The Baltimore Ravens find themselves in unfamiliar territory -- last place in the AFC North. This is the first time since 2007, the year before coach John Harbaugh arrived, that the Ravens are at the bottom of the division in the second half of the season. The Ravens looked like the most complete team in the AFC North when they won five of six games and sat atop the division at 5-2. But losses at Cincinnati and Pittsburgh dropped the Ravens to fourth place. Defense has been the Ravens’ barometer this season. When the Ravens give up 20 or more points, they’re 1-4.
Midseason MVP: Offensive coordinator Gary Kubiak. Even though the offense has struggled recently, no one has had more of a positive impact on the Ravens. Joe Flacco is on pace for career highs in passing yards and touchdowns. The running game has gone from one of the NFL's worst (No. 30 in 2013) to one of the best (No. 10), even after abruptly parting ways with Ray Rice. The offensive line went from allowing 48 sacks (tied for fourth worst) to not allowing a sack in four of the first nine games. Kubiak's zone-blocking scheme and emphasis on intermediate throws has the Ravens on track to end a stretch of 16 straight seasons without a top-10 offense. That's tied for the fifth longest streak in NFL history.
Biggest disappointment: The secondary. Lapses in the defensive backfield have cost the Ravens at critical times. It started in the season opener, when Chykie Brown was beaten by A.J. Green for a 77-yard game-winning touchdown. In Week 8, safety Terrence Brooks got turned around on a 53-yard pass to Bengals wide receiver Mohamed Sanu, which set up the winning score. This past Sunday, the Ravens took turns in allowing six touchdowns to Steelers QB Ben Roethlisberger.

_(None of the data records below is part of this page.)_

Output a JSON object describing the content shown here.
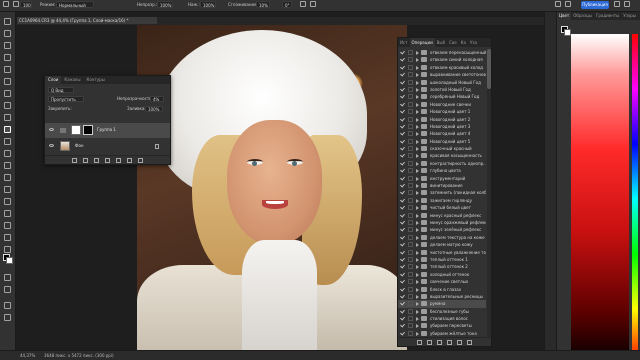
{
  "options_bar": {
    "mode_label": "Режим:",
    "mode_value": "Нормальный",
    "opacity_label": "Непрозр.:",
    "opacity_value": "100%",
    "flow_label": "Наж.:",
    "flow_value": "100%",
    "smoothing_label": "Сглаживание:",
    "smoothing_value": "10%",
    "brush_size": "100",
    "angle": "0°",
    "share_label": "Публикация"
  },
  "document": {
    "tab_title": "CC1A0964.CR3 @ 44,4% (Группа 1, Слой-маска/16) *"
  },
  "layers_panel": {
    "tabs": [
      "Слои",
      "Каналы",
      "Контуры"
    ],
    "active_tab": "Слои",
    "filter_label": "Q Вид",
    "blend_mode": "Пропустить",
    "opacity_label": "Непрозрачность:",
    "opacity_value": "4%",
    "lock_label": "Закрепить:",
    "fill_label": "Заливка:",
    "fill_value": "100%",
    "layers": [
      {
        "name": "Группа 1",
        "selected": true,
        "type": "group"
      },
      {
        "name": "Фон",
        "selected": false,
        "type": "image"
      }
    ]
  },
  "actions_panel": {
    "tabs": [
      "Ист",
      "Операции",
      "Выб",
      "Све",
      "Ка",
      "Уза"
    ],
    "active_tab": "Операции",
    "items": [
      "отвкаем перенасыщенный кв",
      "отвкаем синий холодная",
      "отвкаем красивый холод",
      "выравнивание светотонов",
      "шоколадный Новый Год",
      "золотой Новый Год",
      "серебряный Новый Год",
      "Новогодние свечки",
      "Новогодний цвет 1",
      "Новогодний цвет 2",
      "Новогодний цвет 3",
      "Новогодний цвет 4",
      "Новогодний цвет 5",
      "сказочный красный",
      "красивая насыщенность",
      "контрастирность однопр...",
      "глубина цвета",
      "инструментарий",
      "винитирование",
      "затемнить (покидная колб..",
      "зажигаем гирлянду",
      "чистый белый цвет",
      "минус красный рефлекс",
      "минус оранжевый рефлекс",
      "минус зелёный рефлекс",
      "делаем текстура на коже",
      "делаем матую кожу",
      "чистотные увлажнение тон",
      "теплый оттенок 1",
      "теплый оттенок 2",
      "холодный оттенок",
      "свечение светлых",
      "блеск в глазах",
      "выразительные ресницы",
      "румяна",
      "бесполезные губы",
      "стилизация волос",
      "убираем пересветы",
      "убираем жёлтые тона"
    ],
    "selected_index": 34
  },
  "right_panel": {
    "tabs": [
      "Цвет",
      "Образцы",
      "Градиенты",
      "Узоры"
    ],
    "active_tab": "Цвет"
  },
  "status_bar": {
    "zoom": "44,37%",
    "dimensions": "3648 пикс. x 5472 пикс. (300 ppi)"
  }
}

The defensive back who epitomizes the frustration is safety Matt Elam, who is the coverage safety rated the worst by Pro Football Focus and who leads all NFL defensive backs in missed tackles.
Best moment: Flacco makes NFL history in Tampa. In a rare bright spot on the road, Flacco threw five touchdown passes faster than any quarterback in modern league history. He connected on touchdown passes of 15, 9, 17 and 19 yards in the first quarter. His fifth touchdown pass -- a 56-yarder to Steve Smith -- came just 16 minutes, 3 seconds into the game. His five touchdowns were a career best and matched the franchise high. Flacco’s passer rating of 145.9 was also a career high. How improbable was this performance? Flacco has thrown only three touchdowns in his other four road games.
Worst moment: Meltdown in Pittsburgh. Although the Rice scandal made the Ravens the center of the football world for all of the wrong reasons early in the season, the team’s biggest embarrassment on the field was losing its composure to its biggest rival on national television. Two turnovers, 10 penalties and six touchdown passes allowed led to a 20-point blowout at Heinz Field in Week 9. It was the most points the Ravens had given up to the Steelers since 1997. For the first time, it prompted questions of whether the Ravens are a playoff team.
Key to the second half: The Ravens have to win at least one of their last three road games if they want to reach the playoffs. It’s assumed the Ravens will take care of business at home. The four teams coming to M&T Bank Stadium (the Tennessee Titans, San Diego Chargers, Jacksonville Jaguars and Cleveland Browns) are a combined 4-13 (.235) on the road. If the Ravens win those home games, they’ll get to nine wins. In order to reach 10 victories -- which typically gets teams into the postseason -- they’ll have to win at New Orleans, Miami or Houston.